Start of Given data

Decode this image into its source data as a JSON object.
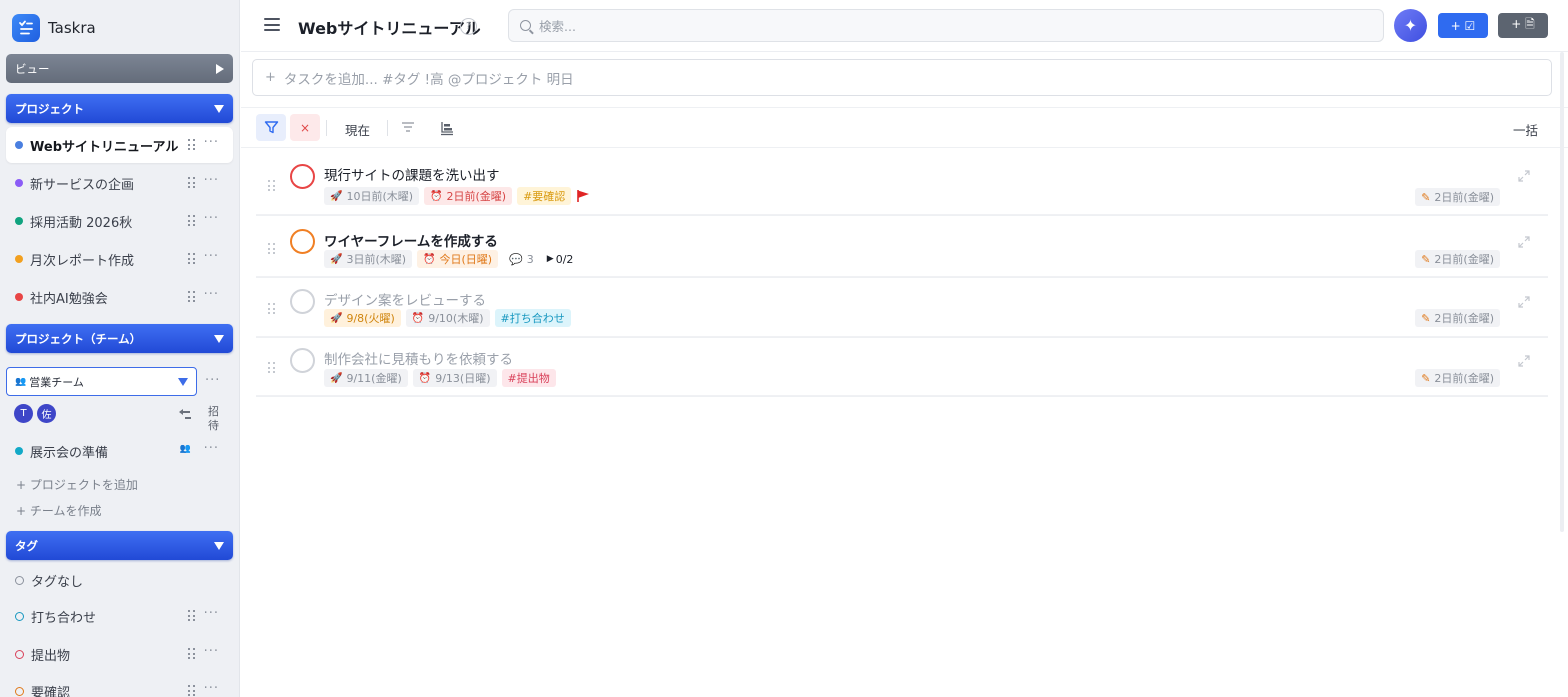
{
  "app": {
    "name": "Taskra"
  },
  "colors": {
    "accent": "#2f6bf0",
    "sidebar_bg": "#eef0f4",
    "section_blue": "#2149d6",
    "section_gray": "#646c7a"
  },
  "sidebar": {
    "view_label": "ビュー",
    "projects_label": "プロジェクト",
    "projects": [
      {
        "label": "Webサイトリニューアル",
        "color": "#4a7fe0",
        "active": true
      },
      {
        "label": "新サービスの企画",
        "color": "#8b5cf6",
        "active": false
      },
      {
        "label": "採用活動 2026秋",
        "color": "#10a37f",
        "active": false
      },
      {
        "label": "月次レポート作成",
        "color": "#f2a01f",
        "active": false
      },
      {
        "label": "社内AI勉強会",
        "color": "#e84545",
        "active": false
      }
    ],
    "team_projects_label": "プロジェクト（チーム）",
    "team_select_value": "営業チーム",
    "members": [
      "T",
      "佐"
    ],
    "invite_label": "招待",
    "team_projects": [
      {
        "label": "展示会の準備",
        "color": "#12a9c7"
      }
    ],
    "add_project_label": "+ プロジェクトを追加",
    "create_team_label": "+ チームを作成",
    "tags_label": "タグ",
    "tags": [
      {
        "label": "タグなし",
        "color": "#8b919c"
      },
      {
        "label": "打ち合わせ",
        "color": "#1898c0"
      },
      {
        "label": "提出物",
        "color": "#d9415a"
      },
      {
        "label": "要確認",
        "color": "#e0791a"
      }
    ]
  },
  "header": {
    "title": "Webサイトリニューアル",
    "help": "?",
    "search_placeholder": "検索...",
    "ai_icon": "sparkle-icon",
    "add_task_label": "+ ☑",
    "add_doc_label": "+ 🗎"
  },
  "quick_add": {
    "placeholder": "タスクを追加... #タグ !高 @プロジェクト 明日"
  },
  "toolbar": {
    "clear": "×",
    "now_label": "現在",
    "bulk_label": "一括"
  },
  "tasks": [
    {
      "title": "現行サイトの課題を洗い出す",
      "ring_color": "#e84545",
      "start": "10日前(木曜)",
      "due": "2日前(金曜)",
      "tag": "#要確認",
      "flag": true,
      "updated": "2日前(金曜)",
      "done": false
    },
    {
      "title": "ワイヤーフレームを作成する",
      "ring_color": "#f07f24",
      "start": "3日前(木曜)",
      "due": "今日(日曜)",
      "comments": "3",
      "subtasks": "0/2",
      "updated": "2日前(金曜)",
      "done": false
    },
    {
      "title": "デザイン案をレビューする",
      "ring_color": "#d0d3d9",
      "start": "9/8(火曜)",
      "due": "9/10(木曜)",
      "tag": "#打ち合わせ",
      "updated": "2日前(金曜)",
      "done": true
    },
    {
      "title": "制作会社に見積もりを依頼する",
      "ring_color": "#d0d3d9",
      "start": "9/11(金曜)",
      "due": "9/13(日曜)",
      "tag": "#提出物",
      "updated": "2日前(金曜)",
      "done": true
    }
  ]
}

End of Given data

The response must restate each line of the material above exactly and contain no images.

Decode this image into its source data as a JSON object.
{
  "app": {
    "name": "Taskra"
  },
  "colors": {
    "accent": "#2f6bf0",
    "sidebar_bg": "#eef0f4",
    "section_blue": "#2149d6",
    "section_gray": "#646c7a"
  },
  "sidebar": {
    "view_label": "ビュー",
    "projects_label": "プロジェクト",
    "projects": [
      {
        "label": "Webサイトリニューアル",
        "color": "#4a7fe0",
        "active": true
      },
      {
        "label": "新サービスの企画",
        "color": "#8b5cf6",
        "active": false
      },
      {
        "label": "採用活動 2026秋",
        "color": "#10a37f",
        "active": false
      },
      {
        "label": "月次レポート作成",
        "color": "#f2a01f",
        "active": false
      },
      {
        "label": "社内AI勉強会",
        "color": "#e84545",
        "active": false
      }
    ],
    "team_projects_label": "プロジェクト（チーム）",
    "team_select_value": "営業チーム",
    "members": [
      "T",
      "佐"
    ],
    "invite_label": "招待",
    "team_projects": [
      {
        "label": "展示会の準備",
        "color": "#12a9c7"
      }
    ],
    "add_project_label": "+ プロジェクトを追加",
    "create_team_label": "+ チームを作成",
    "tags_label": "タグ",
    "tags": [
      {
        "label": "タグなし",
        "color": "#8b919c"
      },
      {
        "label": "打ち合わせ",
        "color": "#1898c0"
      },
      {
        "label": "提出物",
        "color": "#d9415a"
      },
      {
        "label": "要確認",
        "color": "#e0791a"
      }
    ]
  },
  "header": {
    "title": "Webサイトリニューアル",
    "help": "?",
    "search_placeholder": "検索...",
    "ai_icon": "sparkle-icon",
    "add_task_label": "+ ☑",
    "add_doc_label": "+ 🗎"
  },
  "quick_add": {
    "placeholder": "タスクを追加... #タグ !高 @プロジェクト 明日"
  },
  "toolbar": {
    "clear": "×",
    "now_label": "現在",
    "bulk_label": "一括"
  },
  "tasks": [
    {
      "title": "現行サイトの課題を洗い出す",
      "ring_color": "#e84545",
      "start": "10日前(木曜)",
      "due": "2日前(金曜)",
      "tag": "#要確認",
      "flag": true,
      "updated": "2日前(金曜)",
      "done": false
    },
    {
      "title": "ワイヤーフレームを作成する",
      "ring_color": "#f07f24",
      "start": "3日前(木曜)",
      "due": "今日(日曜)",
      "comments": "3",
      "subtasks": "0/2",
      "updated": "2日前(金曜)",
      "done": false
    },
    {
      "title": "デザイン案をレビューする",
      "ring_color": "#d0d3d9",
      "start": "9/8(火曜)",
      "due": "9/10(木曜)",
      "tag": "#打ち合わせ",
      "updated": "2日前(金曜)",
      "done": true
    },
    {
      "title": "制作会社に見積もりを依頼する",
      "ring_color": "#d0d3d9",
      "start": "9/11(金曜)",
      "due": "9/13(日曜)",
      "tag": "#提出物",
      "updated": "2日前(金曜)",
      "done": true
    }
  ]
}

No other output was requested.